(Dataset rows for apps and sites)
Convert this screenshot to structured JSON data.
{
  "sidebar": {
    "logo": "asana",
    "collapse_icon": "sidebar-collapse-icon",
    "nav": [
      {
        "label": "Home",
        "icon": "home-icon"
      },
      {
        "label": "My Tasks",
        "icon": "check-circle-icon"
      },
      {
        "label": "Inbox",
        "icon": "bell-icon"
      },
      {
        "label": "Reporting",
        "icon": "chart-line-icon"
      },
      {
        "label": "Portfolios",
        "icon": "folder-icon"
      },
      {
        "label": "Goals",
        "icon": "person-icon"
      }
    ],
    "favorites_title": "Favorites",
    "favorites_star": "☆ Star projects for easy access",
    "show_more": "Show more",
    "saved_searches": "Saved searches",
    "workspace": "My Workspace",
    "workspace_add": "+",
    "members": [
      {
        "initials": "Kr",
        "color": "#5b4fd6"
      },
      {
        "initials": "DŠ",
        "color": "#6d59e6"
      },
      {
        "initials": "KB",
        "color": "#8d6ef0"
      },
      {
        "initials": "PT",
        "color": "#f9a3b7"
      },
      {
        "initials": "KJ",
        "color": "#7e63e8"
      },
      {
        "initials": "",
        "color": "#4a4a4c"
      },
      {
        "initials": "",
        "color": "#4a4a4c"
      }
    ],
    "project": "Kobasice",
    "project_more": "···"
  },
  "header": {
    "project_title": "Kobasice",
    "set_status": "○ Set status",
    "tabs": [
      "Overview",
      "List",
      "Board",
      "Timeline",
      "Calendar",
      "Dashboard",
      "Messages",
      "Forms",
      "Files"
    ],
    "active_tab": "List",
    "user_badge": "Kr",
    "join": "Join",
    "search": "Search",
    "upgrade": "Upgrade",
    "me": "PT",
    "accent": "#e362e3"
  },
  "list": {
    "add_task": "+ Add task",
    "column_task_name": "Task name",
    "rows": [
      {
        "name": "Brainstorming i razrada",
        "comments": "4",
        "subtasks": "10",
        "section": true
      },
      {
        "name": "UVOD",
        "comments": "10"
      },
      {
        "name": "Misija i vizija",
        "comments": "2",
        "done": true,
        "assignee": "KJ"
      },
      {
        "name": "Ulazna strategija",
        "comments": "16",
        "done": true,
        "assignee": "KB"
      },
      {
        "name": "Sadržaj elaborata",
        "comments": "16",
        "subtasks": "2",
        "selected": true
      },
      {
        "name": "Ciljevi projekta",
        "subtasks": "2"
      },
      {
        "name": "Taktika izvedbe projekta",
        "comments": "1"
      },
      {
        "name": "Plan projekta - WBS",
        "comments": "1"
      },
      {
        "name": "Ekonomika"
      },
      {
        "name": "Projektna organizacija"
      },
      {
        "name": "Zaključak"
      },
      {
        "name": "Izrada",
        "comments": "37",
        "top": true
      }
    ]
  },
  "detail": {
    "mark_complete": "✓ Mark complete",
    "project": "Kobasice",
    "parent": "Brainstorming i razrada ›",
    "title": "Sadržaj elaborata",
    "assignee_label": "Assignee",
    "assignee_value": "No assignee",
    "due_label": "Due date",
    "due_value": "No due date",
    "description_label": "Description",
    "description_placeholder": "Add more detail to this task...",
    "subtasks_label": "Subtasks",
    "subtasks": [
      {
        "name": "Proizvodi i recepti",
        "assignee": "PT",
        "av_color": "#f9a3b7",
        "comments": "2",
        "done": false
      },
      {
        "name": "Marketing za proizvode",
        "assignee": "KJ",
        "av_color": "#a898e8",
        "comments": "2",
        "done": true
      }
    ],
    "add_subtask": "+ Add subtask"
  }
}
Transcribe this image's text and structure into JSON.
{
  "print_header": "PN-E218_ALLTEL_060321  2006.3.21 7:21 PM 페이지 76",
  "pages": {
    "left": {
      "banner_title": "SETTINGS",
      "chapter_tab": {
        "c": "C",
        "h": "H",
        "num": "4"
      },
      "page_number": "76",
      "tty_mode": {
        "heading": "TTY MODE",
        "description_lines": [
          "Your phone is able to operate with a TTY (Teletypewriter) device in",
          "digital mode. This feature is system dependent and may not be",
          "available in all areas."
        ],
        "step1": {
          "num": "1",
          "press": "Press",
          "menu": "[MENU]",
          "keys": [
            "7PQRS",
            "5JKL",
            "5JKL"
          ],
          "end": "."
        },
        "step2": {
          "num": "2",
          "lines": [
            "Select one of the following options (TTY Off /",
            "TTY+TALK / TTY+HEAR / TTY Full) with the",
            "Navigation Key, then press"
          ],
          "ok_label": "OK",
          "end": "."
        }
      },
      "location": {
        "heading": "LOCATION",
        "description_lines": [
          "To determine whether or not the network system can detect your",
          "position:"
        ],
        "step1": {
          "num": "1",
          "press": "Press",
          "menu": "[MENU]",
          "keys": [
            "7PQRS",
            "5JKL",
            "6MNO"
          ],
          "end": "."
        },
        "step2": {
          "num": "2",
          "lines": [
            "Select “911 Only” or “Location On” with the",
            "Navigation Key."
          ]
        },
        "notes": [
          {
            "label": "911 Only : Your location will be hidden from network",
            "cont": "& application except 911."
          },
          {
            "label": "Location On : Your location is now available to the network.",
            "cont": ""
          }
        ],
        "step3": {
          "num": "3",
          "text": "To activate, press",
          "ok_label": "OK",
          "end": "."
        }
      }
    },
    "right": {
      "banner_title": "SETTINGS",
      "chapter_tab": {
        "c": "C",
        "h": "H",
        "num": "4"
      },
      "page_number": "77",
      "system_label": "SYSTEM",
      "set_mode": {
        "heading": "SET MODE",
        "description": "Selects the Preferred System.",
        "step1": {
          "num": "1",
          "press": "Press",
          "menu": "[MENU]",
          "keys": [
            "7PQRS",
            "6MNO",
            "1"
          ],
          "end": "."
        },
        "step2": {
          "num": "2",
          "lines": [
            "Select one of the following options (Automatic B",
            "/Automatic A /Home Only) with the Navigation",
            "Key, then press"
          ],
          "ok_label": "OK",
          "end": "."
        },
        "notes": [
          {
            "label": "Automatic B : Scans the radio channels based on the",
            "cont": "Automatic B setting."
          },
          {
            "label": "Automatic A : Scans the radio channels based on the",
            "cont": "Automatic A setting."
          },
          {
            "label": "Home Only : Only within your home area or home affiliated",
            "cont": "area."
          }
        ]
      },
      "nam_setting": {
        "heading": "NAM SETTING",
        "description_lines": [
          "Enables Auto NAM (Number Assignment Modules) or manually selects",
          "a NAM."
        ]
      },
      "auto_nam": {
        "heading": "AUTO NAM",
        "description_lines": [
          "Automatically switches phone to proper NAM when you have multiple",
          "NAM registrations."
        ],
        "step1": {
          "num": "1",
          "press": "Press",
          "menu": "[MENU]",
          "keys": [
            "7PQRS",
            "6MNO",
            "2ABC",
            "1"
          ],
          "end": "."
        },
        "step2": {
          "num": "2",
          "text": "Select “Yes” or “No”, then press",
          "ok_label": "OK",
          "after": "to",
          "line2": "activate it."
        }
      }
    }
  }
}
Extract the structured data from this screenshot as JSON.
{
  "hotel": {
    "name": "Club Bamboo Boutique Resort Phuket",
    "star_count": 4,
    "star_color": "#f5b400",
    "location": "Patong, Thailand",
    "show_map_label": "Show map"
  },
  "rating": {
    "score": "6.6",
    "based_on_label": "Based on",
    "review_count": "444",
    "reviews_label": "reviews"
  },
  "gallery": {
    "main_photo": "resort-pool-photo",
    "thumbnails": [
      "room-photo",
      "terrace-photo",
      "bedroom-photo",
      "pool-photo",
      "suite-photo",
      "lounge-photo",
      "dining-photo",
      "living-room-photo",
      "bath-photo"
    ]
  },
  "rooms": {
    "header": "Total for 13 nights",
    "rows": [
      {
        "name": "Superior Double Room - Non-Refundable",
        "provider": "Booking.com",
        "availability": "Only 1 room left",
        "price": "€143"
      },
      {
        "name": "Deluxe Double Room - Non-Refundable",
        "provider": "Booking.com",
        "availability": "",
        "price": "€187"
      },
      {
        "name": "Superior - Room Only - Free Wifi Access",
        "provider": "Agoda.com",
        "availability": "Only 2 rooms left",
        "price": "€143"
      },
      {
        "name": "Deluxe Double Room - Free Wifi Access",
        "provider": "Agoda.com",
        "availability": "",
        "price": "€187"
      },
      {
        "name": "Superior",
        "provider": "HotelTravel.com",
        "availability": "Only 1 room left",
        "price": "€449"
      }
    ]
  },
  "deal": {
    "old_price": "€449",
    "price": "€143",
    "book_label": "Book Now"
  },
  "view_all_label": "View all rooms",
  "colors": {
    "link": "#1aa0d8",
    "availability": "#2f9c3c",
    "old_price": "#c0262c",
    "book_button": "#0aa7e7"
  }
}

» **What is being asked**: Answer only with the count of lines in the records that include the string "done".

» **Exercise output**: 4